✓ Preliminary experiments with glass model bifurcation aneurysms demonstrated that turbulent flow pattern occurs in the sac of an aneurysm at a low flow rate (critical Reynolds number, 400 ± 10 S.E.M.). A prediction that flow is turbulent in the sac of human intracranial saccular aneurysms was confirmed in a clinical study. Bruits, indicative of turbulence, were recorded with a phonocatheter from the sacs of 10 out of 17 intracranial aneurysms exposed at surgery where the mean arterial pressures were above 50 mm Hg. The amplitude of the bruits varied with the pressure. All of the patients in whom no bruit was found had profound Arfonad hypotension at the time of recording.

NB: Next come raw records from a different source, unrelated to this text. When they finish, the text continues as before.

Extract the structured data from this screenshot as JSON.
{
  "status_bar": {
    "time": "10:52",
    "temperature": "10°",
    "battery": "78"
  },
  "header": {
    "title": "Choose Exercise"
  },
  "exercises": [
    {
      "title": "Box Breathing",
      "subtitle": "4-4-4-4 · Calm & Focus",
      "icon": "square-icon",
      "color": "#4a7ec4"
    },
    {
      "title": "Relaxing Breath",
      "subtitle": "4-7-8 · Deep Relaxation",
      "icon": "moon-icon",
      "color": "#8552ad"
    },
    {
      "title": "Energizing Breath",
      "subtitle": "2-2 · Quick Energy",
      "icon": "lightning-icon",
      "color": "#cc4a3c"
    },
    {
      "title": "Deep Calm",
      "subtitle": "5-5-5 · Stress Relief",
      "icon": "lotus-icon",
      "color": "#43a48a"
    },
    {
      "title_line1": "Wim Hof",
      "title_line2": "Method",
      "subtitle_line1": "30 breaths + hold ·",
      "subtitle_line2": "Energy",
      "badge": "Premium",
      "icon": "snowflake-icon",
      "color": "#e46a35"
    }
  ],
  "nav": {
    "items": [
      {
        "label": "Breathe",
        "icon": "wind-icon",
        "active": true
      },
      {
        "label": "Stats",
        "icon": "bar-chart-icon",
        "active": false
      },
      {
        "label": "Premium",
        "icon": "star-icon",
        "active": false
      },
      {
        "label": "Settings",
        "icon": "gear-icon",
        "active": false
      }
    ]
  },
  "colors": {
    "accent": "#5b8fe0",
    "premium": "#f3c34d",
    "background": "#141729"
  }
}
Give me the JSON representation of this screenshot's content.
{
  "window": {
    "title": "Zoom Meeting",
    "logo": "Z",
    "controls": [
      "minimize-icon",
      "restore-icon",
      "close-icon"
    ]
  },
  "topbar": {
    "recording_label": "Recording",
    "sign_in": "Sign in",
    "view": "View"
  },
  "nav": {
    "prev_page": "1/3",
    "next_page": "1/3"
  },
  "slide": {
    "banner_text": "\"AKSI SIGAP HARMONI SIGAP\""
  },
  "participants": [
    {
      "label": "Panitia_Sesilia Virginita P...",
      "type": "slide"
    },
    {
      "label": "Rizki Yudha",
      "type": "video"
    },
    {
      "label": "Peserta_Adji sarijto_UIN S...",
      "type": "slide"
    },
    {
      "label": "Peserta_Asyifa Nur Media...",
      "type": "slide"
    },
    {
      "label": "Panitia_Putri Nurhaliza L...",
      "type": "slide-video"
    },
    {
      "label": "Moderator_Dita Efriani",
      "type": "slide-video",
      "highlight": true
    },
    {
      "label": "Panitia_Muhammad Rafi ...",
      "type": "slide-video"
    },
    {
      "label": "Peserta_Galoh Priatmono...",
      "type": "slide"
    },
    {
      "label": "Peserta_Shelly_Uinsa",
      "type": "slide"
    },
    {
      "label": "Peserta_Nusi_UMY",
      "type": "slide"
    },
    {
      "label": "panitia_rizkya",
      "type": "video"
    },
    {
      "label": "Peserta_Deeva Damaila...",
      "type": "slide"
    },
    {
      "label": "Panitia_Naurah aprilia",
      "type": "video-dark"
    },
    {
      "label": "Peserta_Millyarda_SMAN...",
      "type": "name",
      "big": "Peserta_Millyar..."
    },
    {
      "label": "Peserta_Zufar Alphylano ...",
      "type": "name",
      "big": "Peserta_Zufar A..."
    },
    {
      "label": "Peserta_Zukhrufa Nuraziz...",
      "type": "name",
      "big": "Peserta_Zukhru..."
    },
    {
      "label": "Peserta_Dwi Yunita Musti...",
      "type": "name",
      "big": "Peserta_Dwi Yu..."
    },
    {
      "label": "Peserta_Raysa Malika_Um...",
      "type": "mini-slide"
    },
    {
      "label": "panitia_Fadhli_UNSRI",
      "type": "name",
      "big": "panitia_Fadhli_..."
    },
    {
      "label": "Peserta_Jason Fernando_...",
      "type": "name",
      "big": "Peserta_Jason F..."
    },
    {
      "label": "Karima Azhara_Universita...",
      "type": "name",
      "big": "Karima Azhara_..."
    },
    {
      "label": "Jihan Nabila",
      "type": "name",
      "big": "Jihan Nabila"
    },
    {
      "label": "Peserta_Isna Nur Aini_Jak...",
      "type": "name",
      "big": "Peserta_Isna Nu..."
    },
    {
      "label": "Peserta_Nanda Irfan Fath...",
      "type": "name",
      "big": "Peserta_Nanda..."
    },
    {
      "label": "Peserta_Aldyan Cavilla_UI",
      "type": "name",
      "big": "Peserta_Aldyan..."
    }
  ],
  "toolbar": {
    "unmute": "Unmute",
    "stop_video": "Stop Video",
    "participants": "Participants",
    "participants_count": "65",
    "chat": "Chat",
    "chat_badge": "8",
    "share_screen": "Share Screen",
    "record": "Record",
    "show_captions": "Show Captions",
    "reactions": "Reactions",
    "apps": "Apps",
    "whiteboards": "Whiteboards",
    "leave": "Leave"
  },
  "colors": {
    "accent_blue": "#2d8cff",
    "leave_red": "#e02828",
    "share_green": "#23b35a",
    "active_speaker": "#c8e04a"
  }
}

Turbulence causes vibration in the wall of a vessel. This vibration produces and accelerates degenerative changes in vascular tissue by a process similar to the structural fatigue of metals by vibration. The author proposes that the turbulent blood flow within an aneurysm contributes to the degeneration of the elastica, and the production of the atheromatous changes, characteristically seen in its wall. This weakens the wall causing continuing enlargement and eventual rupture.